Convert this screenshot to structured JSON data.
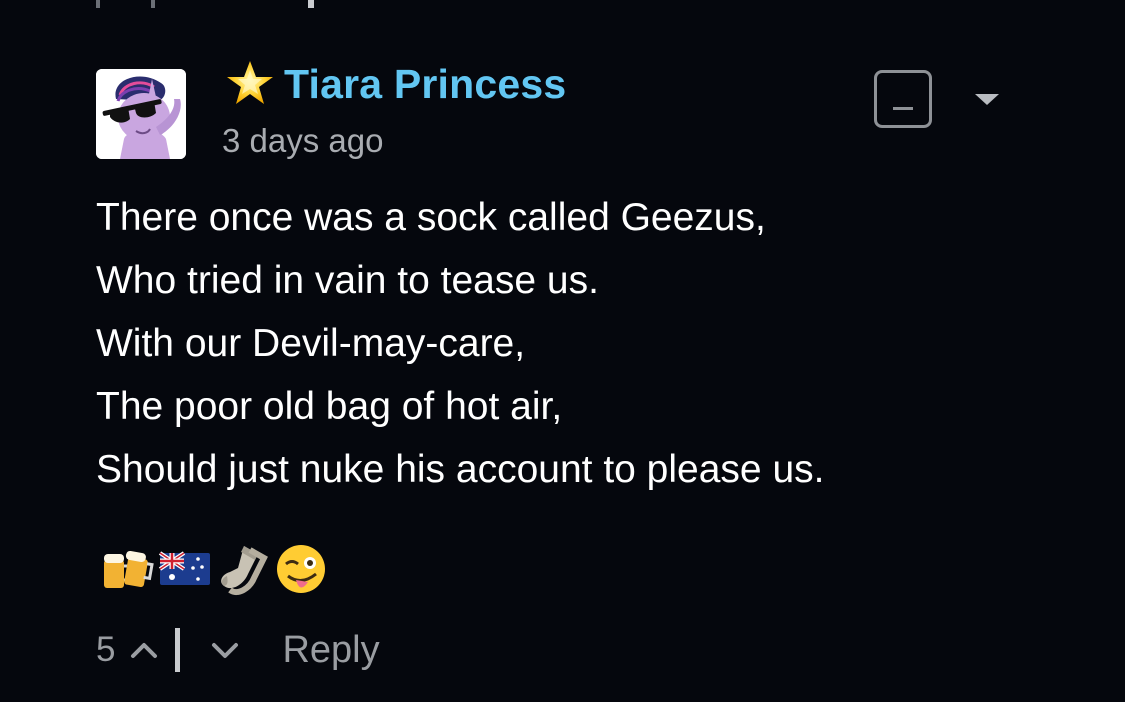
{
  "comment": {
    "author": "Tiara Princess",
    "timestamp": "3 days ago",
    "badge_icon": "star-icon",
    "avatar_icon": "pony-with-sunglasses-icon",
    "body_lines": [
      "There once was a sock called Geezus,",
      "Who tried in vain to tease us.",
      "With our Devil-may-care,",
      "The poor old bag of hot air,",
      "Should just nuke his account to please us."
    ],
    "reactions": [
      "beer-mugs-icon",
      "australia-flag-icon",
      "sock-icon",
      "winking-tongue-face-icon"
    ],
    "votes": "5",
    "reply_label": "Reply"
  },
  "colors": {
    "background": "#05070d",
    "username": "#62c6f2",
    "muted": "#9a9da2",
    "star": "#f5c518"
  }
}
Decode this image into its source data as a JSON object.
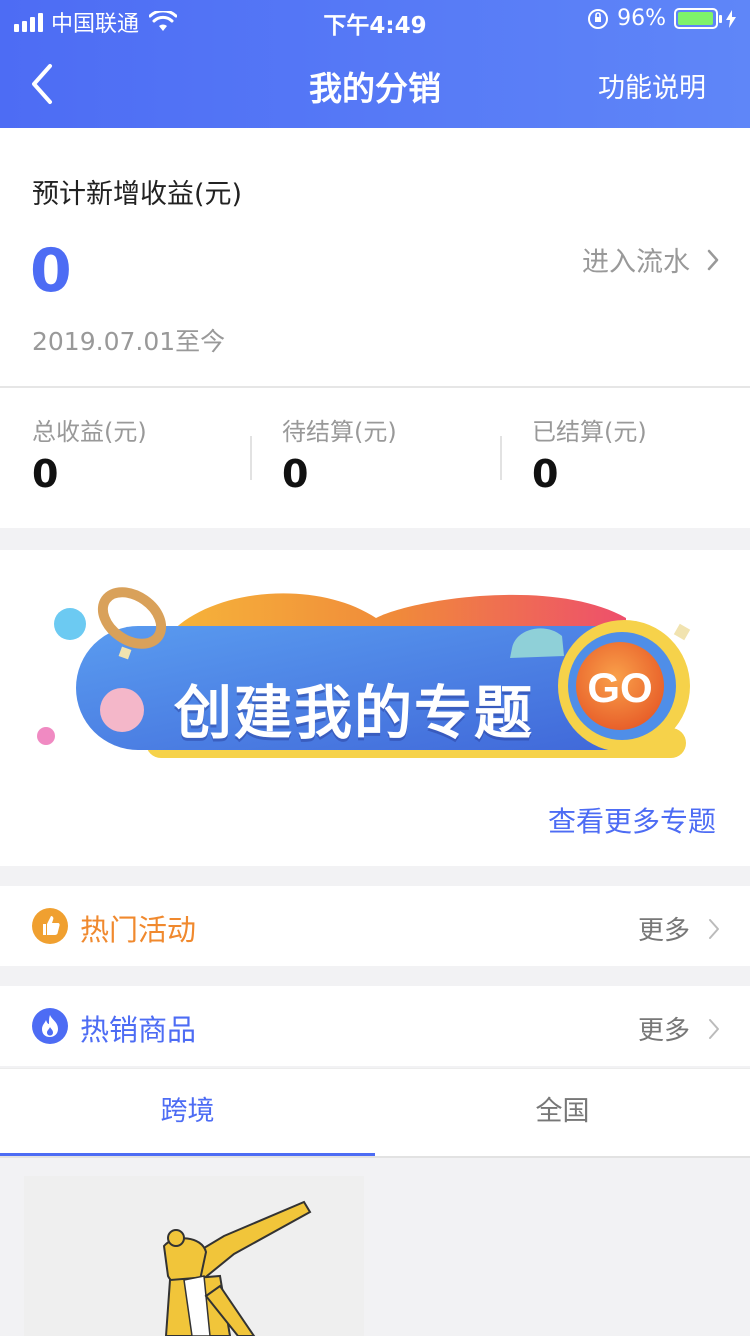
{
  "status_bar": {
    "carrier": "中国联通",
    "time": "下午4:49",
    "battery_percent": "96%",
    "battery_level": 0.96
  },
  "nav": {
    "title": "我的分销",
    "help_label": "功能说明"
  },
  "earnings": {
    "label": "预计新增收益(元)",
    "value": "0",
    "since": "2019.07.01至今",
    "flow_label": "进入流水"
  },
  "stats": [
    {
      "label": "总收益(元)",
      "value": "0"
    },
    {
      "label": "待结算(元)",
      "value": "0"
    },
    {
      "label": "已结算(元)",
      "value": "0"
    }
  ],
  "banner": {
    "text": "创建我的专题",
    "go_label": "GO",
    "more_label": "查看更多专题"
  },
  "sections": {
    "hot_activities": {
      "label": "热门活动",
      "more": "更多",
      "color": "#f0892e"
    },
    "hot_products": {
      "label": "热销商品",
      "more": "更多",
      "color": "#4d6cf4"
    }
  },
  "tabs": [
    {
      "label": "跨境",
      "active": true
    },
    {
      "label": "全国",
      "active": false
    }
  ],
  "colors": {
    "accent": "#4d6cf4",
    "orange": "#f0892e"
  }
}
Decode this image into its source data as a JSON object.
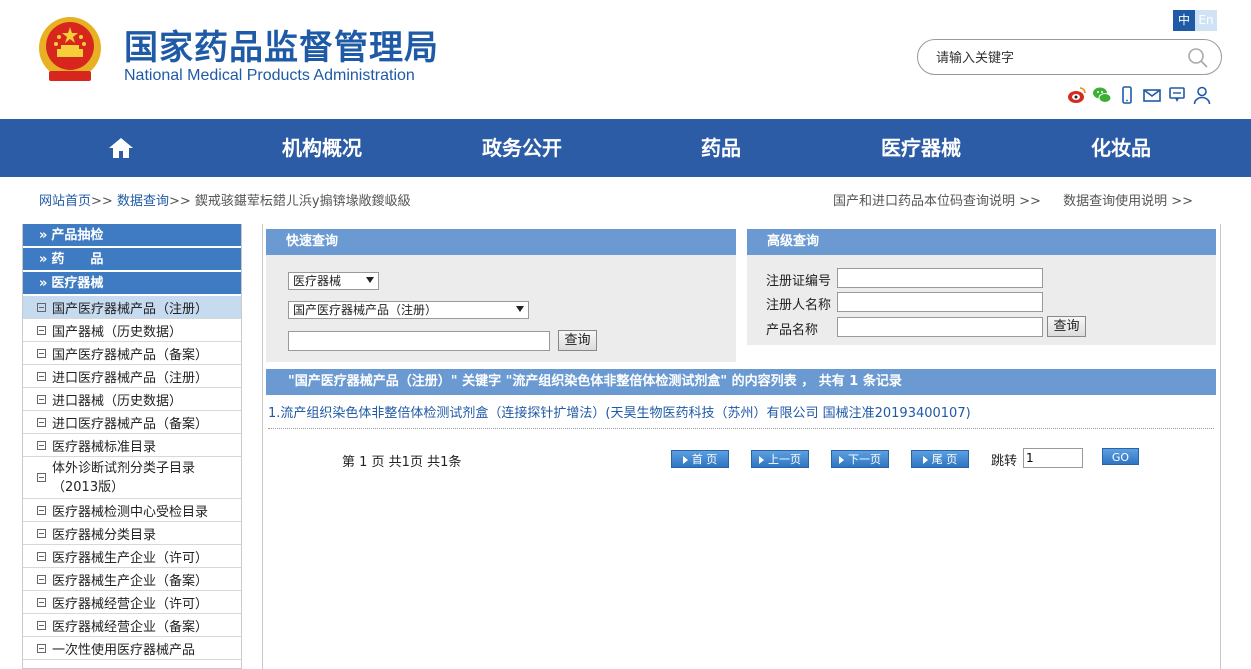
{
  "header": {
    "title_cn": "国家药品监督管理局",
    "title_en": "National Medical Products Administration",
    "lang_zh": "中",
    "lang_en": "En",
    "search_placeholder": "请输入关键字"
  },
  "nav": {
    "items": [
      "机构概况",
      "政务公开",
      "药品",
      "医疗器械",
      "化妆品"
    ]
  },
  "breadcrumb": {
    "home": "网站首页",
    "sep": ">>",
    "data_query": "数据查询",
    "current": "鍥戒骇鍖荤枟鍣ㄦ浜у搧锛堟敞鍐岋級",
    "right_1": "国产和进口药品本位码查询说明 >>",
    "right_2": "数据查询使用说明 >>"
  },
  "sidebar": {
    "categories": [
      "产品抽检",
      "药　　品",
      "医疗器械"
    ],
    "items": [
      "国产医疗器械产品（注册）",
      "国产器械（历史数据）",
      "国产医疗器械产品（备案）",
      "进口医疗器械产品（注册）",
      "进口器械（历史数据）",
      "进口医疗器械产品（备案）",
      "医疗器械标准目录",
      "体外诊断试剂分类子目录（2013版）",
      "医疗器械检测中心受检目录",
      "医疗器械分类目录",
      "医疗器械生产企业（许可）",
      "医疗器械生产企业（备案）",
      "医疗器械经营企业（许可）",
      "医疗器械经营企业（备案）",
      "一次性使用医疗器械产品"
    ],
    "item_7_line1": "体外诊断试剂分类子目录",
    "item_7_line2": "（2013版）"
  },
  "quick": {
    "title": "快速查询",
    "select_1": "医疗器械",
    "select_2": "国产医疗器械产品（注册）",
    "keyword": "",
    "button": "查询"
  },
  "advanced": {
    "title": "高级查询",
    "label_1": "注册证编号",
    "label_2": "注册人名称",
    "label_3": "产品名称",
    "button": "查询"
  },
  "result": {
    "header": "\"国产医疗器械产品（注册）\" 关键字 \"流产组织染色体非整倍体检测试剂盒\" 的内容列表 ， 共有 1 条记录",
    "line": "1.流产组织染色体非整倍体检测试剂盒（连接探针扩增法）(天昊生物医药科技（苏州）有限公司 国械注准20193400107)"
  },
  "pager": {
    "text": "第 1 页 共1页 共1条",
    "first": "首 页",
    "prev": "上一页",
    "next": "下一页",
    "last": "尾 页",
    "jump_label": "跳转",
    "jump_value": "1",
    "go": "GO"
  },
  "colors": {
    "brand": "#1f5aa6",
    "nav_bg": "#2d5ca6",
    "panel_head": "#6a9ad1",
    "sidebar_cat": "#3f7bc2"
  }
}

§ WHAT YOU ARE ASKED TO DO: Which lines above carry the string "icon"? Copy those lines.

§ TASK SOLUTION:
    "badge_icon": "star-icon",
    "avatar_icon": "pony-with-sunglasses-icon",
      "beer-mugs-icon",
      "australia-flag-icon",
      "sock-icon",
      "winking-tongue-face-icon"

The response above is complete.